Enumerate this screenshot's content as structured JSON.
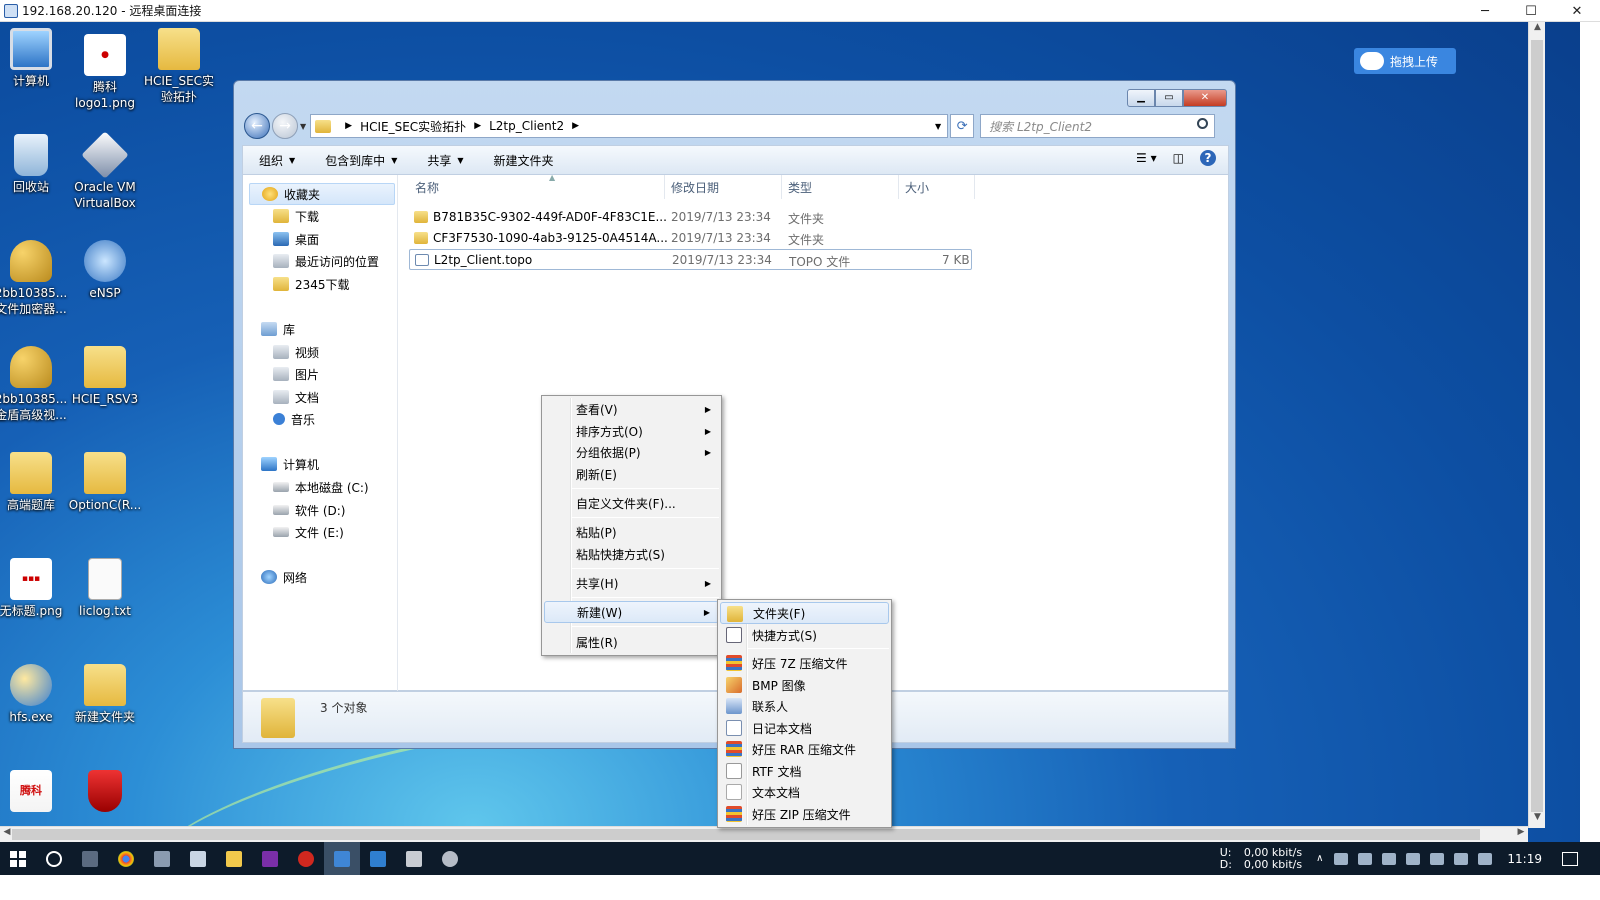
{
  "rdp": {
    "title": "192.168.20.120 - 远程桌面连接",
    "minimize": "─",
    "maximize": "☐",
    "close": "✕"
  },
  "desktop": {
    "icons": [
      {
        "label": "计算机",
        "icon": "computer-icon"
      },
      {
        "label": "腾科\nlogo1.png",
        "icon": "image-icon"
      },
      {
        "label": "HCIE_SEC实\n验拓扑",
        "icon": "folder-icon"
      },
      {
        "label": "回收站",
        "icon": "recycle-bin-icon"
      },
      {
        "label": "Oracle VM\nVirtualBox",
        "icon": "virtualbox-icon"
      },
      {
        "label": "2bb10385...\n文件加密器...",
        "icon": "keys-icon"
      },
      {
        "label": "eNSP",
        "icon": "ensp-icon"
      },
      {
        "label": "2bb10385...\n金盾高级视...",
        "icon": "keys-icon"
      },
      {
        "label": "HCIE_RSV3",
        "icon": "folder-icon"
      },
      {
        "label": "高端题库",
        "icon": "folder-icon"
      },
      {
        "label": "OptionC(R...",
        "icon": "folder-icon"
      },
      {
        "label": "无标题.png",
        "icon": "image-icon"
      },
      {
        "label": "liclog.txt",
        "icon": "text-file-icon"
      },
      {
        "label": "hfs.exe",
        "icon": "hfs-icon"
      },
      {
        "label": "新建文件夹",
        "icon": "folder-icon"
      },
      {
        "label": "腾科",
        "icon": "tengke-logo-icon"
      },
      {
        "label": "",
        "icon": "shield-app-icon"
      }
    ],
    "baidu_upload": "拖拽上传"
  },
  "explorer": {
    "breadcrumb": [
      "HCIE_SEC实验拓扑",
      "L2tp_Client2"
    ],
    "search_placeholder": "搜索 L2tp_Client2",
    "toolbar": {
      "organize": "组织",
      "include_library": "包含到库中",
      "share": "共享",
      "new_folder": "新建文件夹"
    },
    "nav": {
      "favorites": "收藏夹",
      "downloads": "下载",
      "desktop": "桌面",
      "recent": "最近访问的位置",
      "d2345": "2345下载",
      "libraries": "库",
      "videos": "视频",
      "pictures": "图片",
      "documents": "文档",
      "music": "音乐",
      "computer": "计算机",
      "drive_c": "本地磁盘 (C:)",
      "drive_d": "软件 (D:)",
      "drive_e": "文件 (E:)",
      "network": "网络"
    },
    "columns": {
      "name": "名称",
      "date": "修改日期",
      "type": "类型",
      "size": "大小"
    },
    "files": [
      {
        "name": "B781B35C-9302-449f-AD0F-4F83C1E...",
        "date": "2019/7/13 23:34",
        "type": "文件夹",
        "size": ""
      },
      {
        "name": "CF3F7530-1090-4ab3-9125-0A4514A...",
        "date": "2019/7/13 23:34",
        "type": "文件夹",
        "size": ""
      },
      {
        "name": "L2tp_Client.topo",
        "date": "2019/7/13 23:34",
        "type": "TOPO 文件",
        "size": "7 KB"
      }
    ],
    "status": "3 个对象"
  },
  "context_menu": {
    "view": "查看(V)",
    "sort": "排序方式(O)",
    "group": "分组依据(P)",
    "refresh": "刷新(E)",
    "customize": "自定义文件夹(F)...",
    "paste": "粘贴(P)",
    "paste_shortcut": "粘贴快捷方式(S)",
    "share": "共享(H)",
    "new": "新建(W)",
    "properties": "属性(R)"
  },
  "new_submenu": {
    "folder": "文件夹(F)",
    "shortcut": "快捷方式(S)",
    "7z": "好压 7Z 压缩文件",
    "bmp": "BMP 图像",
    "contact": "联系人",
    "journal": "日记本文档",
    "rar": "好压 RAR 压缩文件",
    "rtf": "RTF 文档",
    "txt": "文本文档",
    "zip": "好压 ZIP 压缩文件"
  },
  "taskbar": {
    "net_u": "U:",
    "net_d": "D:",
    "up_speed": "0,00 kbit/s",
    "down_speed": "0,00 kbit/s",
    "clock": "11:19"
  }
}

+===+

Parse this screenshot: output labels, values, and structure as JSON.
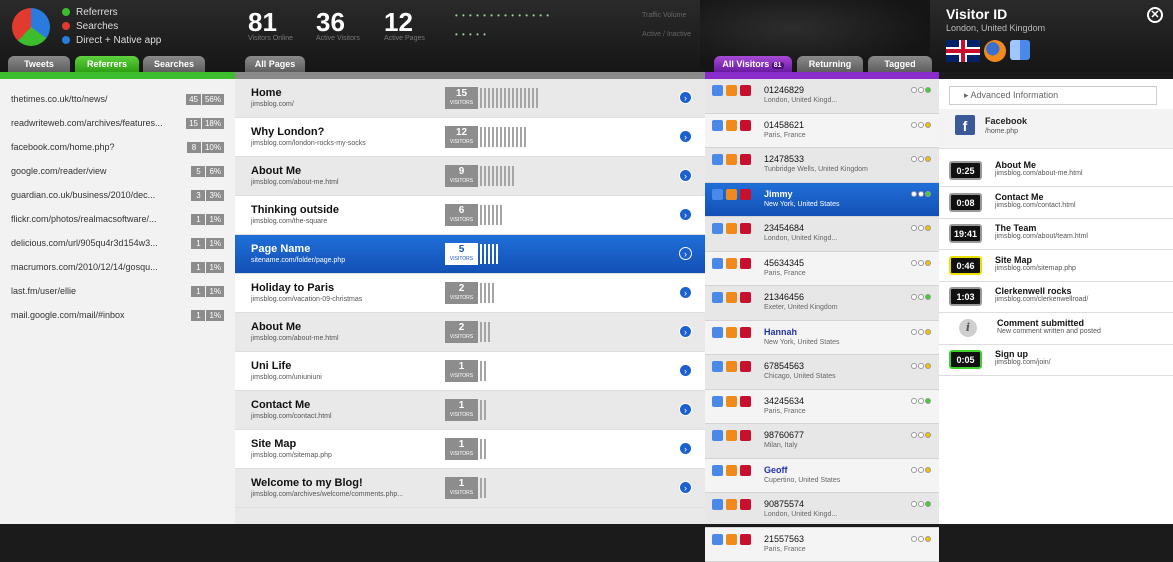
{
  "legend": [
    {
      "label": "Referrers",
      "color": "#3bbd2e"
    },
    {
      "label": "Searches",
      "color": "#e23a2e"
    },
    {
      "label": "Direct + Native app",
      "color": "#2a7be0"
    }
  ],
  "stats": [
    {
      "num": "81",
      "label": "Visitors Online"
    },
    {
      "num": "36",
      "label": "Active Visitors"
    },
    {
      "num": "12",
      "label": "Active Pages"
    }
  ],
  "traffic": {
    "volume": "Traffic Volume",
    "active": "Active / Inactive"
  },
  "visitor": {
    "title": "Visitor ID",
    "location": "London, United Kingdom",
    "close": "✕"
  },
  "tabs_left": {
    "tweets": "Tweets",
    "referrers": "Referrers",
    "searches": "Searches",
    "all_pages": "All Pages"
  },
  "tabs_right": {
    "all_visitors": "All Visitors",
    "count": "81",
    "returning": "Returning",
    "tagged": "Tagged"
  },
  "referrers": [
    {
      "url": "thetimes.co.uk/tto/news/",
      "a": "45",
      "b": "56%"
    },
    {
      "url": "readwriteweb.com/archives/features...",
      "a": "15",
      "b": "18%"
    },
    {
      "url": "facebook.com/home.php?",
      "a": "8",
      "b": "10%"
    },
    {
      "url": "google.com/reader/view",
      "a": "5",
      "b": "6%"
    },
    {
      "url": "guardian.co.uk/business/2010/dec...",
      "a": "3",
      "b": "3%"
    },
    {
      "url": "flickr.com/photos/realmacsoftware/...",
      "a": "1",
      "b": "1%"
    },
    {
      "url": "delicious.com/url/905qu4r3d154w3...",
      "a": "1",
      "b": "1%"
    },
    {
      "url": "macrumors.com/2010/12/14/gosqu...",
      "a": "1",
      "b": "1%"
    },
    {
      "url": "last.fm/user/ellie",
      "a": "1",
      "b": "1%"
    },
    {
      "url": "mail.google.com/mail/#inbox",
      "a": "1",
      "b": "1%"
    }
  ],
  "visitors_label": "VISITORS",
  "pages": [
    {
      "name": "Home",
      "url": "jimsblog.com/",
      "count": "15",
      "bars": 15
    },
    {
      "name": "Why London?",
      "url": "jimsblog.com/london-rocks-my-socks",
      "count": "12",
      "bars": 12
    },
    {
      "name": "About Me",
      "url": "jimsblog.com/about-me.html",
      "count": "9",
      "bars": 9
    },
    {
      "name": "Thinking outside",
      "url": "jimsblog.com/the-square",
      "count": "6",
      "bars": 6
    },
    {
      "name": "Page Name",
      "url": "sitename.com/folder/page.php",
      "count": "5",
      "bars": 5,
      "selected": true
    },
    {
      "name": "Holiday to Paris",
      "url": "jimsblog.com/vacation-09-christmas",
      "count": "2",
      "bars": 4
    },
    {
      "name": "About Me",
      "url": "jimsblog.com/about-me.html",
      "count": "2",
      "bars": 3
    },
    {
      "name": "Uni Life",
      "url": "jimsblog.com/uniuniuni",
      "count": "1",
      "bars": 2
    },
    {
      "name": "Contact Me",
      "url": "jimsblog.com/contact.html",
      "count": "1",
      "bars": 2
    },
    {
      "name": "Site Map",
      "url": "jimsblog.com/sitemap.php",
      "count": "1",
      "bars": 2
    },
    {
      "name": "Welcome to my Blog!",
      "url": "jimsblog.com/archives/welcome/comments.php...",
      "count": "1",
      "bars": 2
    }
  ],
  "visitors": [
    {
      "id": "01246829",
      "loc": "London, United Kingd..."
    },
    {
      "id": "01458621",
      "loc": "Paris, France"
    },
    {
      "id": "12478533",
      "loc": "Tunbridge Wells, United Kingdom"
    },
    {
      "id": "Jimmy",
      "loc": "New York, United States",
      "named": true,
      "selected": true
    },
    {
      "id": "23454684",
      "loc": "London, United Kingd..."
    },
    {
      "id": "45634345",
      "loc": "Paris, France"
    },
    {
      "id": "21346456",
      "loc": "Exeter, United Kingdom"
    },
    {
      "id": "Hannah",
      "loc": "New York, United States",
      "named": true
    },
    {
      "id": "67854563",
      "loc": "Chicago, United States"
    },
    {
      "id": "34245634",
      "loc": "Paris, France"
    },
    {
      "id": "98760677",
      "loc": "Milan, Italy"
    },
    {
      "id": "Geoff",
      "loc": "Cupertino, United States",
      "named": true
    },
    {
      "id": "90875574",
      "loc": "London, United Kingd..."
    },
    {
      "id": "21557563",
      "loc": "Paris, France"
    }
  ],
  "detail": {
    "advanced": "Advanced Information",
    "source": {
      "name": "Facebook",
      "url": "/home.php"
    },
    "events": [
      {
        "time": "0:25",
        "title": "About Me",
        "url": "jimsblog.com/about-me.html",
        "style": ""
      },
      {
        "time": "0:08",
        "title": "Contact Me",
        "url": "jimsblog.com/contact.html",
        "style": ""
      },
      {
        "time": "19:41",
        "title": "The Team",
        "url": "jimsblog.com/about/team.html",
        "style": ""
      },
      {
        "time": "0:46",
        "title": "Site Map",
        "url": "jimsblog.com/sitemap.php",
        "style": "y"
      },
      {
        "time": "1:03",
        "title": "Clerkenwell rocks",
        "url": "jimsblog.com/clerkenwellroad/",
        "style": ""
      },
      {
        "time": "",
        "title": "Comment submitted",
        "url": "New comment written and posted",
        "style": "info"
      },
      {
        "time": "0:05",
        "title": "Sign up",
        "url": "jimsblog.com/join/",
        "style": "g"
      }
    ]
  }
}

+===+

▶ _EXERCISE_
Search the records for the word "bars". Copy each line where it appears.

▶ _ANSWER BOX_
      "bars": 15
      "bars": 12
      "bars": 9
      "bars": 6
      "bars": 5,
      "bars": 4
      "bars": 3
      "bars": 2
      "bars": 2
      "bars": 2
      "bars": 2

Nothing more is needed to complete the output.